    I can't get over the problem that you aren't listening to the key points I'm saying. (1) There are no page scans to be used except for later doubtful editions. (2) Hiding the incomplete works will frustrate editors who put in a lot of time only to find that a partial work duplicating their efforts already existed elsewhere. I hesitate now to start on any work here, since I might find partway through that my efforts have duplicated those of some person working in a different namespace. (3) Dumping the unformatted text into the main namespace would not be a good thing. One of the reasons I've edited Tom Jones the way I have was as a result of seeing the sloppy and unprofessional text dumps that exist for a number of other works. (4) I explained clearly the problems with collaborating with the anon in the discussion with that anon. If you didn't bother to read them, and since you haven't been listening to me thus far, then repeating them here will make no difference. I already feel disenfranchised enough, especially since the fact that two of your three reasons for the move have turned out to be in error, yet you maintain your position. Normally, people change their minds when they discover the were not in possession of the facts. The third reason for the move is debatable, and I strongly disagree with you in both practice and principle (see "2" above).
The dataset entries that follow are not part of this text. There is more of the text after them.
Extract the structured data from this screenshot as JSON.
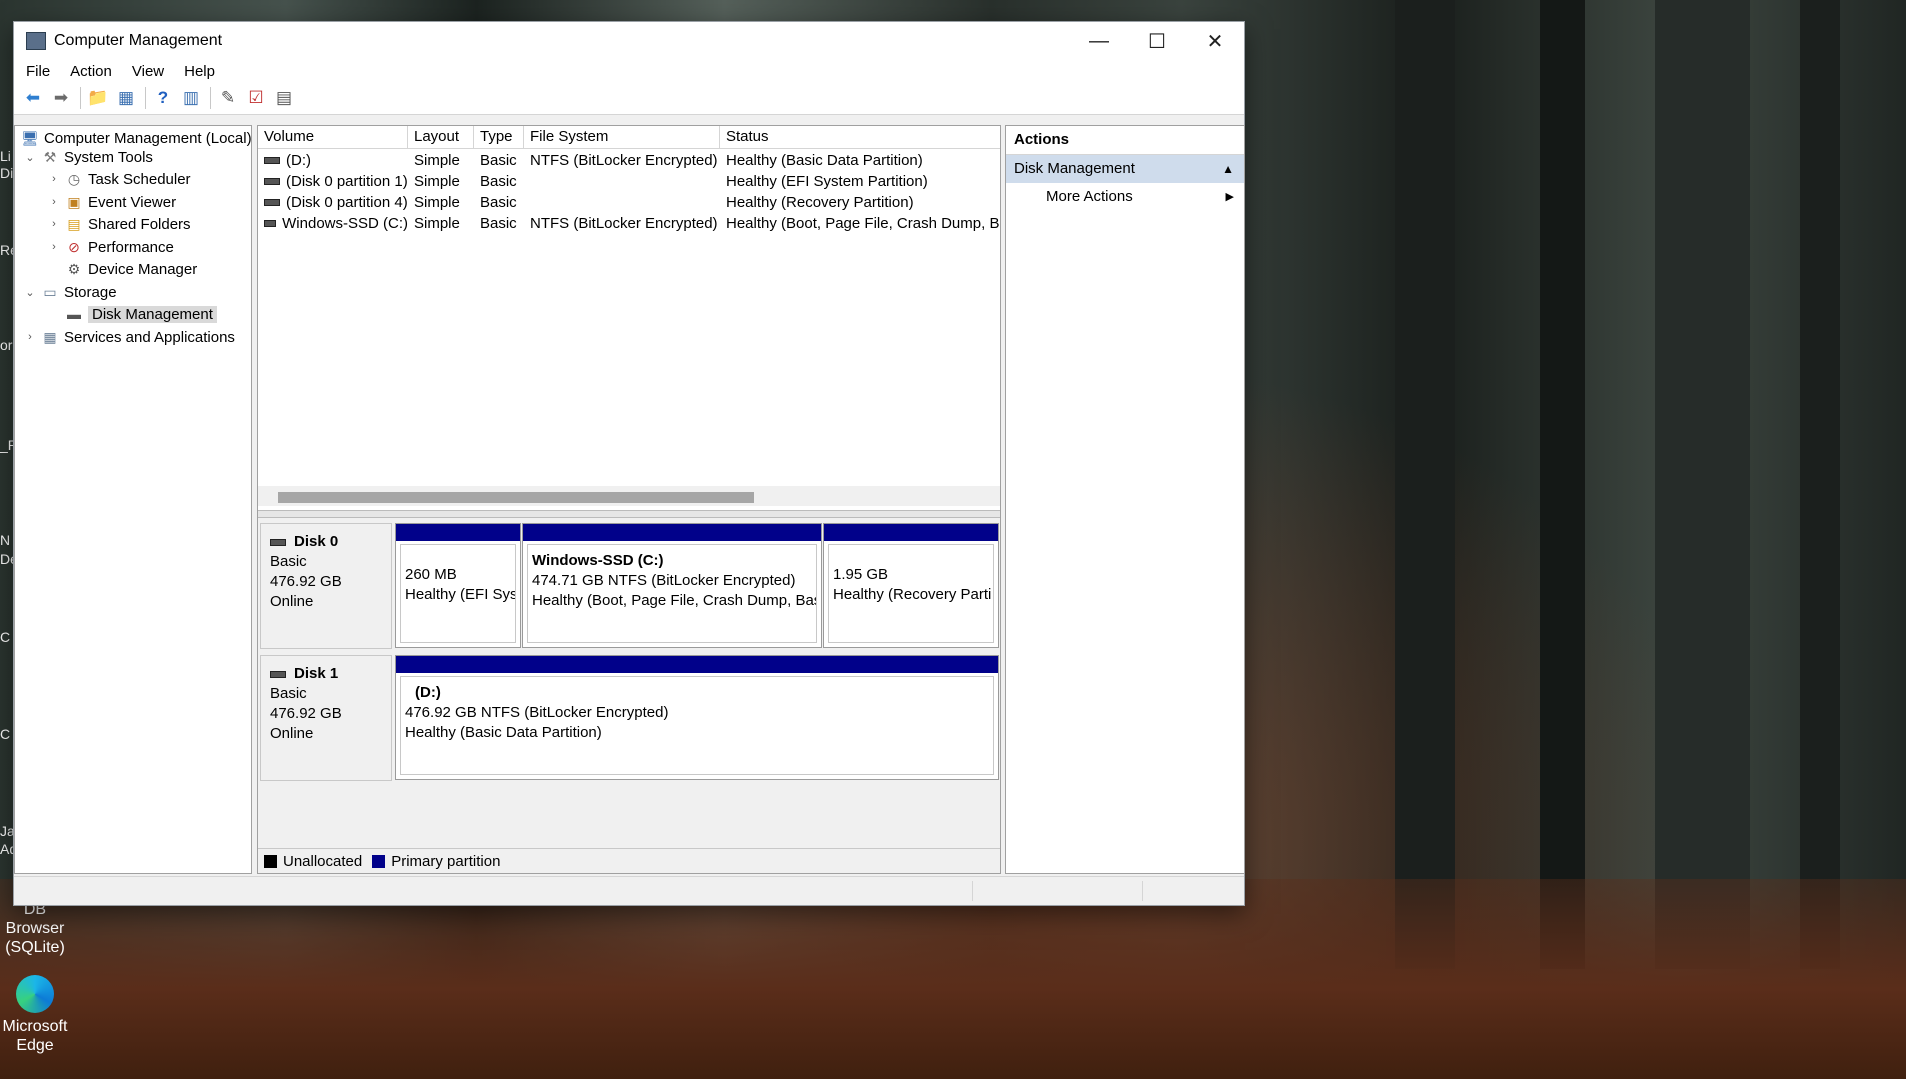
{
  "desktop": {
    "icons": [
      {
        "label": "DB Browser (SQLite)",
        "icon": "db-browser-icon"
      },
      {
        "label": "Microsoft Edge",
        "icon": "edge-icon"
      }
    ],
    "edge_fragments": [
      "Li",
      "Di",
      "Re",
      "or",
      "_P",
      "N",
      "De",
      "C",
      "C",
      "Ja",
      "Ad"
    ]
  },
  "window": {
    "title": "Computer Management",
    "controls": {
      "minimize": "—",
      "maximize": "☐",
      "close": "✕"
    }
  },
  "menu": [
    "File",
    "Action",
    "View",
    "Help"
  ],
  "toolbar": [
    {
      "name": "back-icon",
      "glyph": "⬅",
      "color": "#2f7fd0"
    },
    {
      "name": "forward-icon",
      "glyph": "➡",
      "color": "#6b6b6b"
    },
    {
      "name": "up-folder-icon",
      "glyph": "📁",
      "color": "#d8a020"
    },
    {
      "name": "show-hide-tree-icon",
      "glyph": "▦",
      "color": "#3a6fb0"
    },
    {
      "name": "help-icon",
      "glyph": "?",
      "color": "#2060c0"
    },
    {
      "name": "show-hide-action-pane-icon",
      "glyph": "▥",
      "color": "#3a6fb0"
    },
    {
      "name": "comment-icon",
      "glyph": "✎",
      "color": "#555"
    },
    {
      "name": "checklist-icon",
      "glyph": "☑",
      "color": "#c03030"
    },
    {
      "name": "properties-icon",
      "glyph": "▤",
      "color": "#555"
    }
  ],
  "tree": {
    "root": "Computer Management (Local)",
    "system_tools": "System Tools",
    "task_scheduler": "Task Scheduler",
    "event_viewer": "Event Viewer",
    "shared_folders": "Shared Folders",
    "performance": "Performance",
    "device_manager": "Device Manager",
    "storage": "Storage",
    "disk_management": "Disk Management",
    "services": "Services and Applications"
  },
  "volume_table": {
    "columns": [
      "Volume",
      "Layout",
      "Type",
      "File System",
      "Status"
    ],
    "rows": [
      [
        "(D:)",
        "Simple",
        "Basic",
        "NTFS (BitLocker Encrypted)",
        "Healthy (Basic Data Partition)"
      ],
      [
        "(Disk 0 partition 1)",
        "Simple",
        "Basic",
        "",
        "Healthy (EFI System Partition)"
      ],
      [
        "(Disk 0 partition 4)",
        "Simple",
        "Basic",
        "",
        "Healthy (Recovery Partition)"
      ],
      [
        "Windows-SSD (C:)",
        "Simple",
        "Basic",
        "NTFS (BitLocker Encrypted)",
        "Healthy (Boot, Page File, Crash Dump, Bas"
      ]
    ]
  },
  "disks": {
    "disk0": {
      "name": "Disk 0",
      "type": "Basic",
      "size": "476.92 GB",
      "state": "Online",
      "p1": {
        "size": "260 MB",
        "status": "Healthy (EFI Syst"
      },
      "p2": {
        "name": "Windows-SSD  (C:)",
        "size": "474.71 GB NTFS (BitLocker Encrypted)",
        "status": "Healthy (Boot, Page File, Crash Dump, Bas"
      },
      "p3": {
        "size": "1.95 GB",
        "status": "Healthy (Recovery Parti"
      }
    },
    "disk1": {
      "name": "Disk 1",
      "type": "Basic",
      "size": "476.92 GB",
      "state": "Online",
      "p1": {
        "name": "(D:)",
        "size": "476.92 GB NTFS (BitLocker Encrypted)",
        "status": "Healthy (Basic Data Partition)"
      }
    }
  },
  "legend": {
    "unallocated": "Unallocated",
    "unallocated_color": "#000000",
    "primary": "Primary partition",
    "primary_color": "#01018a"
  },
  "actions": {
    "header": "Actions",
    "section": "Disk Management",
    "more": "More Actions"
  }
}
  • Since you seem much happier having an incomplete work moved into a hidden location, instead of a work in progress available in the main namespace, I'll not do anything to make you unhappy. The work will remain unfinished in the hidden alternative namespace, and I'll plan to use my wiki-time productively elsewhere. I don't have the desire to spend time dealing with you on this. If you change your mind, and decide you want me to complete the work in the main namespace, let me know. I wouldn't want to spoil your happiness of having an incomplete work in the Wikisource namespace. Clearly, having made that move is a great triumph for you and gives you satisfaction that I don't want to impinge upon. --EncycloPetey (talk) 07:49, 7 April 2011 (UTC)